We seem to think that the grass was greener for the Episcopal Church in some bygone era. Once upon a time, we planted Episcopal churches within blocks of neighboring churches. Now we shutter those churches because the money and people have disappeared. After World War II, our seminaries were bursting at the seams. At the beginning of the twenty-first century, many of our seminaries are merging, closing, or managing their own decline.
What has happened? Has the Spirit left the Church? Like Ezekiel, have we witnessed the presence of God abandon the Temple that we love so dearly? Was the grass greener all those years ago?

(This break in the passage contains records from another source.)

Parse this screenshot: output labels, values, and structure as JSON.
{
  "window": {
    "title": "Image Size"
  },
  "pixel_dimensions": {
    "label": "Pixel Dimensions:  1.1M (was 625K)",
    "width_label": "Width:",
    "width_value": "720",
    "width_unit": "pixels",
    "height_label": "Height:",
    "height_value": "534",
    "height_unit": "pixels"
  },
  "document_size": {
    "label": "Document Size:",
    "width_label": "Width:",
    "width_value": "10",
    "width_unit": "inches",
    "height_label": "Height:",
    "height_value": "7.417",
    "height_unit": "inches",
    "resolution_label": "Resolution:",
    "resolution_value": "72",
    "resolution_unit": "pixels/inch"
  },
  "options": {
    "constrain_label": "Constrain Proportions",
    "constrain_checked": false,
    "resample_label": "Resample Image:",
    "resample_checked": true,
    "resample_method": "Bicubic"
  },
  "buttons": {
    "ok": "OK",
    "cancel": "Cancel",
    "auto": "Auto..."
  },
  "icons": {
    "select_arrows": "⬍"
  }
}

In this time of Church wide hand-wringing, we must constantly remind ourselves of the good news of Jesus Christ: God has not left the Church. The risen Lord made a solemn promise to his disciples that he would be with us “to the end of the age” (Matthew 28:20). As disciples of Jesus, we must never forget that the “bond which God establishes in Baptism is indissoluble” (Book of Common Prayer, 298). At the end of the day, God abides with the Church. The grass is as green as it ever was.
God is always with us, but we are timid. We allot an exorbitant amount of money for bureaucracy while church planters and evangelists have to clamor for the budgetary leftovers. We tell stories of decline rather than the stories of transformation and resurrection that are happening in every single Episcopal community across this Church. Instead of giving thanks for God’s abounding grace, we wring our hands and wish that we had some fertilizer to make our grass greener.
Of course, we already have the fertilizer. We are just afraid to use it because it will mean change. To grow the grass beneath our feet we have to radically decentralize the burden of bureaucracy. We have to put our money where our mission is and make evangelism (both digital and traditional church planting) a financial priority.
And at the end of the day – if structural changes are a giant disaster, if every single new church plant fails, if digital discipleship is a flop – God will still be with us. Our Lord’s resurrection is not contingent upon our success or failure as a Church. Robert Jenson says, “we sin when we do not take risks.” Now is the time to risk it all for the sake of the gospel. “Shall our hearts forget his promise, ‘I am with thee evermore’?”